Atheism became more popular in Amerika after 9/11, making current attention to Muhammad Ali as a Muslim interesting. Apart from formerly socialist countries, atheism is disproportionately bourgeois and First-World at this time. Yet, atheists are often mistakenly thought to be more politically advanced because of a misleading perception that there is something particularly educated, scientific or materialist about Western idealism and idolatry calling itself “atheism.” Though chauvinism against Muslim countries was prevalent in the West before 9/11, notions of religion being more important than class spread after 9/11 and exacerbated existing problems involving ignorance of the bourgeois class structure of the West. People claiming to be interested in global poverty and humyn rights ended up contributing to Islam-bashing as if Amerikan atheists and Amerikan (pseudo-) Christians, rather than being oppressors, were an international vehicle for revolution.
One of the most famous non-drinkers among other things, Muhammad Ali was known for eir faith, love for the Quran, and concern about others’ experience of injustice.

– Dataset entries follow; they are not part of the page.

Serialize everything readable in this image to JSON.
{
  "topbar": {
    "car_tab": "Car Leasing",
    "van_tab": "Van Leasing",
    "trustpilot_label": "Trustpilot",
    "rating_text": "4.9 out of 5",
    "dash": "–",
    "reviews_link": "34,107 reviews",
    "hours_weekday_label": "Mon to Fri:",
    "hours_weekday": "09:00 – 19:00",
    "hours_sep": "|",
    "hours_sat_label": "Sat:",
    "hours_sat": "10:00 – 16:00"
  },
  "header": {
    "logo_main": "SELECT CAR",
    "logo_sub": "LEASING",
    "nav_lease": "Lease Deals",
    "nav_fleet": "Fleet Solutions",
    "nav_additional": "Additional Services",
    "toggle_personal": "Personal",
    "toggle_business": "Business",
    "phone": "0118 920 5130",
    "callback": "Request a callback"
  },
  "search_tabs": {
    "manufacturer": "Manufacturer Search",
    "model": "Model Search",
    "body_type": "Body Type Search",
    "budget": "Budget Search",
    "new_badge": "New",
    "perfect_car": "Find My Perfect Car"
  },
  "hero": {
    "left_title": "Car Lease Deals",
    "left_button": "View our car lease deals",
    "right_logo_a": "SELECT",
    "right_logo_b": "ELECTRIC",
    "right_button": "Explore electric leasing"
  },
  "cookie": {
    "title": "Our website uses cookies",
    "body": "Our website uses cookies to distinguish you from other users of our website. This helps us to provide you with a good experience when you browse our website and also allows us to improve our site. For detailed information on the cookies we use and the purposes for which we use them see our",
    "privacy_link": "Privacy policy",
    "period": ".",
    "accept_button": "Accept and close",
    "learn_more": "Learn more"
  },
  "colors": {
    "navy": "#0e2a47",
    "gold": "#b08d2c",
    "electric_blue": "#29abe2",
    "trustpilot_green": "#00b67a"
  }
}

Millions of Muslims around the world consider The Greatest to be one of their own. So do millions of people in Africa, for whom Ali’s greatness wasn’t just about “racial” pride in a narrow, Amerikan sense. Ali’s greatness was significant from the viewpoint of opposing a sense of inferiority – a feeling and self-image produced by a system of oppression – in colonized nations in Africa and elsewhere. The oppressor nations’ status and privileges came from an oppressive system that could be defeated. Ali seemed to prove this in taking advantage of eir rare success in what was a white business (Amerikan boxing) to prominently support positions that were controversial in the united $tates or perceived as threatening. Even when Ali taunted opponents and would-be opponents, ey often did so in a way that challenged Euro-Amerikan domination, on live TV. Ali inspired revolutionaries around the world, Muslim and non-Muslim.
Islam is disproportionately a religion of exploited and oppressed people, and Third World oppressed nations today are proletarian nations while oppressor nations are generally bourgeois nations. Hopefully all of the tributes to Ali as a Muslim and as a world citizen will remind people of the possibility of, and need for, Muslim non-Amerikan leadership in peace in the Middle East. Reactionary idealists are among those holding out for rich atheists in the West to wake up and make revolution; they undermine progress and contribute to repression in the meantime. ◊
1. “Clay refuses Army oath; stripped of boxing crown,” 1967 April 29. https://www.nytimes.com/books/98/10/25/specials/ali-army.html</a>
2. “Muhammad Ali on the Vietnam War-Draft,” 2011 February 20. https://www.youtube.com/watch?v=HeFMyrWlZ68
3. “The king of the world,” 2016 June 4. http://www.slate.com/articles/sports/sports_nut/2016/06/when_cassius_clay_became_muhammad_ali_an_excerpt_from_the_book_blood_brothers.html
4. “Maoism restored: the Black Panther newspaper, 1968-69,” 1995 May. http://www.prisoncensorship.info/archive/etext/mt/mt10bpp.html
“On the internal class structures of the internal semi-colonies,” 1998 February. http://www.prisoncensorship.info/archive/etext/contemp/internalclass3.htm
Black Panther Newspaper Collection. http://www.prisoncensorship.info/archive/etext/bpp/
5. “Huey Newton on Blacks having no homeland to return to (1971).” http://www.prisoncensorship.info/archive/etext/bpp/books/worldcitizens.html